*** Opening SOURCE DATA ***
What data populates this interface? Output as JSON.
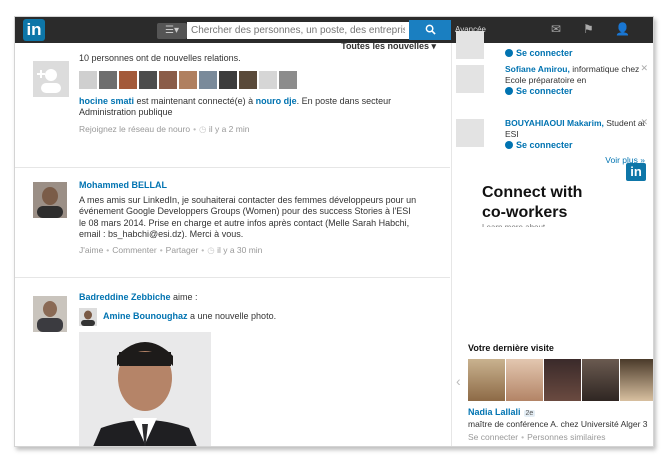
{
  "topbar": {
    "logo": "in",
    "search_placeholder": "Chercher des personnes, un poste, des entreprises...",
    "advanced": "Avancée",
    "search_button_icon": "search-icon",
    "icons": [
      "mail-icon",
      "flag-icon",
      "add-connection-icon"
    ]
  },
  "feed": {
    "sort_label": "Toutes les nouvelles ▾",
    "post1": {
      "text": "10 personnes ont de nouvelles relations.",
      "line1_name1": "hocine smati",
      "line1_mid": " est maintenant connecté(e) à ",
      "line1_name2": "nouro dje",
      "line1_end": ". En poste dans secteur Administration publique",
      "action": "Rejoignez le réseau de nouro",
      "time": "il y a 2 min"
    },
    "post2": {
      "author": "Mohammed BELLAL",
      "text": "A mes amis sur LinkedIn, je souhaiterai contacter des femmes développeurs pour un événement Google Developpers Groups (Women) pour des success Stories à l'ESI le 08 mars 2014. Prise en charge et autre infos après contact (Melle Sarah Habchi, email : bs_habchi@esi.dz). Merci à vous.",
      "like": "J'aime",
      "comment": "Commenter",
      "share": "Partager",
      "time": "il y a 30 min"
    },
    "post3": {
      "author": "Badreddine Zebbiche",
      "verb": " aime :",
      "sub_name": "Amine Bounoughaz",
      "sub_text": " a une nouvelle photo."
    }
  },
  "right": {
    "pymk": [
      {
        "name": "",
        "headline": "",
        "connect": "Se connecter"
      },
      {
        "name": "Sofiane Amirou,",
        "headline": " informatique chez Ecole préparatoire en",
        "connect": "Se connecter"
      },
      {
        "name": "BOUYAHIAOUI Makarim,",
        "headline": " Student at ESI",
        "connect": "Se connecter"
      }
    ],
    "see_more": "Voir plus »",
    "ad": {
      "logo": "in",
      "title_line1": "Connect with",
      "title_line2": "co-workers",
      "more": "Learn more about"
    },
    "last_visit": {
      "title": "Votre dernière visite",
      "name": "Nadia Lallali",
      "degree": "2e",
      "headline": "maître de conférence A. chez Université Alger 3",
      "connect": "Se connecter",
      "similar": "Personnes similaires"
    }
  },
  "colors": {
    "brand": "#0e76a8",
    "link": "#0073b1",
    "topbar": "#2b2b2b"
  }
}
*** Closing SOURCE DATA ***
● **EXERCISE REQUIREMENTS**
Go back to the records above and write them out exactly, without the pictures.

● **YOUR RESPONSE**
What data populates this interface? Output as JSON.
{
  "topbar": {
    "logo": "in",
    "search_placeholder": "Chercher des personnes, un poste, des entreprises...",
    "advanced": "Avancée",
    "search_button_icon": "search-icon",
    "icons": [
      "mail-icon",
      "flag-icon",
      "add-connection-icon"
    ]
  },
  "feed": {
    "sort_label": "Toutes les nouvelles ▾",
    "post1": {
      "text": "10 personnes ont de nouvelles relations.",
      "line1_name1": "hocine smati",
      "line1_mid": " est maintenant connecté(e) à ",
      "line1_name2": "nouro dje",
      "line1_end": ". En poste dans secteur Administration publique",
      "action": "Rejoignez le réseau de nouro",
      "time": "il y a 2 min"
    },
    "post2": {
      "author": "Mohammed BELLAL",
      "text": "A mes amis sur LinkedIn, je souhaiterai contacter des femmes développeurs pour un événement Google Developpers Groups (Women) pour des success Stories à l'ESI le 08 mars 2014. Prise en charge et autre infos après contact (Melle Sarah Habchi, email : bs_habchi@esi.dz). Merci à vous.",
      "like": "J'aime",
      "comment": "Commenter",
      "share": "Partager",
      "time": "il y a 30 min"
    },
    "post3": {
      "author": "Badreddine Zebbiche",
      "verb": " aime :",
      "sub_name": "Amine Bounoughaz",
      "sub_text": " a une nouvelle photo."
    }
  },
  "right": {
    "pymk": [
      {
        "name": "",
        "headline": "",
        "connect": "Se connecter"
      },
      {
        "name": "Sofiane Amirou,",
        "headline": " informatique chez Ecole préparatoire en",
        "connect": "Se connecter"
      },
      {
        "name": "BOUYAHIAOUI Makarim,",
        "headline": " Student at ESI",
        "connect": "Se connecter"
      }
    ],
    "see_more": "Voir plus »",
    "ad": {
      "logo": "in",
      "title_line1": "Connect with",
      "title_line2": "co-workers",
      "more": "Learn more about"
    },
    "last_visit": {
      "title": "Votre dernière visite",
      "name": "Nadia Lallali",
      "degree": "2e",
      "headline": "maître de conférence A. chez Université Alger 3",
      "connect": "Se connecter",
      "similar": "Personnes similaires"
    }
  },
  "colors": {
    "brand": "#0e76a8",
    "link": "#0073b1",
    "topbar": "#2b2b2b"
  }
}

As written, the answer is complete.